= Problem =
Counting only lines that contain "Intranet", state the total found in the material below. Add nothing else.

= Given data =
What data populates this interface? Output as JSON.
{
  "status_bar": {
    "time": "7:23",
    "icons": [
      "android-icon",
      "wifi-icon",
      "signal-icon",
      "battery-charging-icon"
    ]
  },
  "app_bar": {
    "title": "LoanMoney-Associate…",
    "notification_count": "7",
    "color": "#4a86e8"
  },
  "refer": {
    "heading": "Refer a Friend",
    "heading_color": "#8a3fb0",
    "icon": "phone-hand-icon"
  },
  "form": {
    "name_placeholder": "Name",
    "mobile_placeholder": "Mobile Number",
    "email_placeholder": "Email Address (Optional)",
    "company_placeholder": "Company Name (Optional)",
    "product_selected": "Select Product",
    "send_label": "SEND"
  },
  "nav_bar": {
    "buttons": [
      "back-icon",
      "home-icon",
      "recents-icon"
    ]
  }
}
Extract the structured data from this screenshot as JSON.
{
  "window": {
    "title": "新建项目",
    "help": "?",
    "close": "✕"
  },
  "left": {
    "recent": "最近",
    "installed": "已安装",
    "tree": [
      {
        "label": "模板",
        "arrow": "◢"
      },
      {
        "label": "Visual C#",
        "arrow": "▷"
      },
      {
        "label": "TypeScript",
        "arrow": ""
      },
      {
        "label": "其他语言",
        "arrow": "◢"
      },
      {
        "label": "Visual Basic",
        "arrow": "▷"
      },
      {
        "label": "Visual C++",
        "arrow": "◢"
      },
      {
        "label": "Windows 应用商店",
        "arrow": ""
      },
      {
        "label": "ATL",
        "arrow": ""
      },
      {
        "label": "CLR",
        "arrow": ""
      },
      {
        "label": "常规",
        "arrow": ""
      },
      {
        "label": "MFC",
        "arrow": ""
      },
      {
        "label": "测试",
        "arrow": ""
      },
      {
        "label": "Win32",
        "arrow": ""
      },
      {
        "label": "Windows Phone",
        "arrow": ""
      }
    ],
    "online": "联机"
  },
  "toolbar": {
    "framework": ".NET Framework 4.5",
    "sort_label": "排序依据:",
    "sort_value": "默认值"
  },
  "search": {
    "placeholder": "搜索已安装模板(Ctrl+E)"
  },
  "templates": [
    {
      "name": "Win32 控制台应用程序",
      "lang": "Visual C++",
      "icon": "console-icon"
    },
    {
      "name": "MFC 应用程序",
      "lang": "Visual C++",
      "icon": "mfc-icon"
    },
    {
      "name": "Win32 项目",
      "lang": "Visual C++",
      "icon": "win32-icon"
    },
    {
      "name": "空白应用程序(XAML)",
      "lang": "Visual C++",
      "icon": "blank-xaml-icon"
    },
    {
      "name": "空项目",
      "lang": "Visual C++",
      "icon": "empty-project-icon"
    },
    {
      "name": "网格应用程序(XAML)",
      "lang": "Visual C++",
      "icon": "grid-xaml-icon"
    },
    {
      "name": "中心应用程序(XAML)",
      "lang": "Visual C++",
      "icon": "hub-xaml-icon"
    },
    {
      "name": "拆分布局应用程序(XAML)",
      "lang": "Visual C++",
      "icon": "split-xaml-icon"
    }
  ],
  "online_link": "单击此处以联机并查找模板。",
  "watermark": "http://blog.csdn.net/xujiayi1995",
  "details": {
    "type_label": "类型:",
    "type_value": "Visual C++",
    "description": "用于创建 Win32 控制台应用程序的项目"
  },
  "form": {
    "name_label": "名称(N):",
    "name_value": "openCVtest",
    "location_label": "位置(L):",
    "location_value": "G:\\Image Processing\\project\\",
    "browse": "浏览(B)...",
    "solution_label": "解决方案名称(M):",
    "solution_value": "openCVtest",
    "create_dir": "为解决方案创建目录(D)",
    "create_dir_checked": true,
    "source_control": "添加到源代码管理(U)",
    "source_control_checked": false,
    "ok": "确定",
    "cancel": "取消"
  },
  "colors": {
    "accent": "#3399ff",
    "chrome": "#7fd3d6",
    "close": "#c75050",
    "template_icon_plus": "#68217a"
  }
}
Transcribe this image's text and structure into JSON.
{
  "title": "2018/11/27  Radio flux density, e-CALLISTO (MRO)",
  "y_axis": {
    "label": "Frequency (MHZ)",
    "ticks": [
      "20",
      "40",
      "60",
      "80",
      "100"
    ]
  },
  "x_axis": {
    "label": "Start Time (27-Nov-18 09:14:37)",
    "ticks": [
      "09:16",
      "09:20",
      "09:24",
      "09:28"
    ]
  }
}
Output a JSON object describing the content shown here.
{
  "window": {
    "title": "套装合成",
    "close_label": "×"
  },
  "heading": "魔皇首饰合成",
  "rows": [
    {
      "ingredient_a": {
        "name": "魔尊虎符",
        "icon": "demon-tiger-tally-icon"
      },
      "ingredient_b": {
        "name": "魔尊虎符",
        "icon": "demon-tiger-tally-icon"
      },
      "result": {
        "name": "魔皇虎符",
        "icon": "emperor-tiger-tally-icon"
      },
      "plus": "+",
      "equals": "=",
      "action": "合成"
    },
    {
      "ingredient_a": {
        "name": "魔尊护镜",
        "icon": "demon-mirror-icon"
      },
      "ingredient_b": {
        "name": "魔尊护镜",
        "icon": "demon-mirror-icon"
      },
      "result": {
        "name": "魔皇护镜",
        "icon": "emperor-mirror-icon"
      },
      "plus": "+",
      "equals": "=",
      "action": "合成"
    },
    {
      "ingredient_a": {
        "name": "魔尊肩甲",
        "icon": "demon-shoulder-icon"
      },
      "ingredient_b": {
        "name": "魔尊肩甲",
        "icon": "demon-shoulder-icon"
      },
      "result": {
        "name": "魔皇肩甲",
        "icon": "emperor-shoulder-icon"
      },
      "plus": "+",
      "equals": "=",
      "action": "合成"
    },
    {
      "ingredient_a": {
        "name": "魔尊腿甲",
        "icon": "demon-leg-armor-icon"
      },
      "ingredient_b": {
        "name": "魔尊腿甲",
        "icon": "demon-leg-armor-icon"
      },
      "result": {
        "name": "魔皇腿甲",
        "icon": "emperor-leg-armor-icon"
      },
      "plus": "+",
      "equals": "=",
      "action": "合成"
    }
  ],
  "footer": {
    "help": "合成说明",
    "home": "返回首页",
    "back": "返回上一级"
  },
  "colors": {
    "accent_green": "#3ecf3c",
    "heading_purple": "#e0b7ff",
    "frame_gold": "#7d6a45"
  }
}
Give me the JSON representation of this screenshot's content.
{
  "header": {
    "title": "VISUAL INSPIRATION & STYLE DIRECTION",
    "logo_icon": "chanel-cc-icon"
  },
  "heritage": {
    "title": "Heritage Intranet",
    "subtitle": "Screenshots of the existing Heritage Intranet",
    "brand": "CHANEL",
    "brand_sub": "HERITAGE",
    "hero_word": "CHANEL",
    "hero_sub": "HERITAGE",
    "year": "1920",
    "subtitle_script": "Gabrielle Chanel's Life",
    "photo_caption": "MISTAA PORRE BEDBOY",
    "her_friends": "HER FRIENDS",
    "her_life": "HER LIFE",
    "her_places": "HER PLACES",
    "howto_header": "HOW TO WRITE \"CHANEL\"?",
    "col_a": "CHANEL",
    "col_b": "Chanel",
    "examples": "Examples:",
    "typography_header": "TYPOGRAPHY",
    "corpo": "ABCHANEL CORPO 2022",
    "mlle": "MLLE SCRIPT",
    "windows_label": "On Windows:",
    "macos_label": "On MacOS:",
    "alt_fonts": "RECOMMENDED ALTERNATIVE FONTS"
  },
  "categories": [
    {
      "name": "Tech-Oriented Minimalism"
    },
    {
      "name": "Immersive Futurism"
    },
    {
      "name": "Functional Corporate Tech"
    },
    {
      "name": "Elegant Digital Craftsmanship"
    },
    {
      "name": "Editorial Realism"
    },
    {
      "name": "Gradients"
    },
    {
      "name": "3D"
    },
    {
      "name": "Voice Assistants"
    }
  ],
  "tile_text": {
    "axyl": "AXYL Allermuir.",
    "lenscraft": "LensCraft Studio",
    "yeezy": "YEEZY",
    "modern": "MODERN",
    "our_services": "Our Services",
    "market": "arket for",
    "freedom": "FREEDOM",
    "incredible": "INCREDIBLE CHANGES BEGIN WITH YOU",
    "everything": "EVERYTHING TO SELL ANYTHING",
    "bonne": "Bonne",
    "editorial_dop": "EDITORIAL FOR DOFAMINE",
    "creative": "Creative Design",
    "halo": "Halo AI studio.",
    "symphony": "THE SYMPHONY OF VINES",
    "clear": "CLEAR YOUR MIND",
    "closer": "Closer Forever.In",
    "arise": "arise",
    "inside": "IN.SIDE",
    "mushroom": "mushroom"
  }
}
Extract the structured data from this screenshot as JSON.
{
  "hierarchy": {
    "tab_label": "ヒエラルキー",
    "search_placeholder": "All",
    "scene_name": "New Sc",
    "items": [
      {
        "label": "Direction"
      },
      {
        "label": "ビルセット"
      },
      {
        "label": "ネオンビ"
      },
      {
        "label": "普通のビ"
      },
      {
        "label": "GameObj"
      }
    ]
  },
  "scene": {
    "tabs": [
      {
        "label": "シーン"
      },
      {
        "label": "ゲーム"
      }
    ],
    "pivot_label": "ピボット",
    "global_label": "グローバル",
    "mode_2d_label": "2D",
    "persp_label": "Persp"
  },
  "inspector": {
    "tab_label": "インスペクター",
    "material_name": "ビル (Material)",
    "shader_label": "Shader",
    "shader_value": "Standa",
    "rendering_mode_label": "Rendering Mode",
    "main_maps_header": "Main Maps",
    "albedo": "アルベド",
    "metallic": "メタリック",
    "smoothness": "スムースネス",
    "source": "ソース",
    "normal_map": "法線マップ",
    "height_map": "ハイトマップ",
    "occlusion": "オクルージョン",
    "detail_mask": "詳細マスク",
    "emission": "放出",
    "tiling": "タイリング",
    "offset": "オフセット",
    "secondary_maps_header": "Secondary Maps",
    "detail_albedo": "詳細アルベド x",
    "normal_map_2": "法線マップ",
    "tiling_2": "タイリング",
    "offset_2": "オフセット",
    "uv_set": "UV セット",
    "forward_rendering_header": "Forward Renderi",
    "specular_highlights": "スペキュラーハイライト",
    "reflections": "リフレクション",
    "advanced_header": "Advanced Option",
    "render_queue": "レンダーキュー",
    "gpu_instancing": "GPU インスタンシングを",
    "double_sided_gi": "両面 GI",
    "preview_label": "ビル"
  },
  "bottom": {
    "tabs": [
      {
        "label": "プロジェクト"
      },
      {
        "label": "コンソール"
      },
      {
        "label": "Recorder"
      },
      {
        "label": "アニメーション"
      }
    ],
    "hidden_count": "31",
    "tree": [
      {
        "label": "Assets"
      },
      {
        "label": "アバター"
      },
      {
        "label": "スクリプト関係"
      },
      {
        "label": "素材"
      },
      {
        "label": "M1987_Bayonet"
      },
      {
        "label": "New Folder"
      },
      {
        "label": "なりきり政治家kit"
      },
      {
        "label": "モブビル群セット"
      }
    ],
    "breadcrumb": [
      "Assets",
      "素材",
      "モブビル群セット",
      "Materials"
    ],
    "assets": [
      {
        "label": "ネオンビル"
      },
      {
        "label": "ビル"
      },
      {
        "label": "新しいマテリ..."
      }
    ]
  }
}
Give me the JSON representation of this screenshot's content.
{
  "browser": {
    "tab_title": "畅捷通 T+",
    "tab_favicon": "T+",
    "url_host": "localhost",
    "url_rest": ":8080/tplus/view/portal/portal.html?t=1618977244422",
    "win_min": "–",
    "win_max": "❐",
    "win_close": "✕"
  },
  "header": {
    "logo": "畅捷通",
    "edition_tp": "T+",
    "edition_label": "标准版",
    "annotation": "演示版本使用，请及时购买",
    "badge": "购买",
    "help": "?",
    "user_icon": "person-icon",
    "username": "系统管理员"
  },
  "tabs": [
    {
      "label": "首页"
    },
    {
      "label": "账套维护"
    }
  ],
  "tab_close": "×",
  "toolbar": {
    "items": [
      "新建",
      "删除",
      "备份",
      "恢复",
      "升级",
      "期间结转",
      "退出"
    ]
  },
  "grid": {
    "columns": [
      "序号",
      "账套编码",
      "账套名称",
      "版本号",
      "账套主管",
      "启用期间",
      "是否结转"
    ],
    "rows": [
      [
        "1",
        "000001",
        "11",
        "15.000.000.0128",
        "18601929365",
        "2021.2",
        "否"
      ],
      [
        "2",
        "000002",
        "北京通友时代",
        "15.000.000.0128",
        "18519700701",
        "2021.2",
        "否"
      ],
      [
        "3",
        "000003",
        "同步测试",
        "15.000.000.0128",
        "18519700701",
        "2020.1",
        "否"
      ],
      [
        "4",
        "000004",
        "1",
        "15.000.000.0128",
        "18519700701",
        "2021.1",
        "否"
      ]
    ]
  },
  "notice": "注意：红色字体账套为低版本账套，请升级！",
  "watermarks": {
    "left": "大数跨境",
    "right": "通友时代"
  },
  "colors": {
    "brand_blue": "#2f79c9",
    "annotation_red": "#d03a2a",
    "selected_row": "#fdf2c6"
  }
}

= Finished task =
2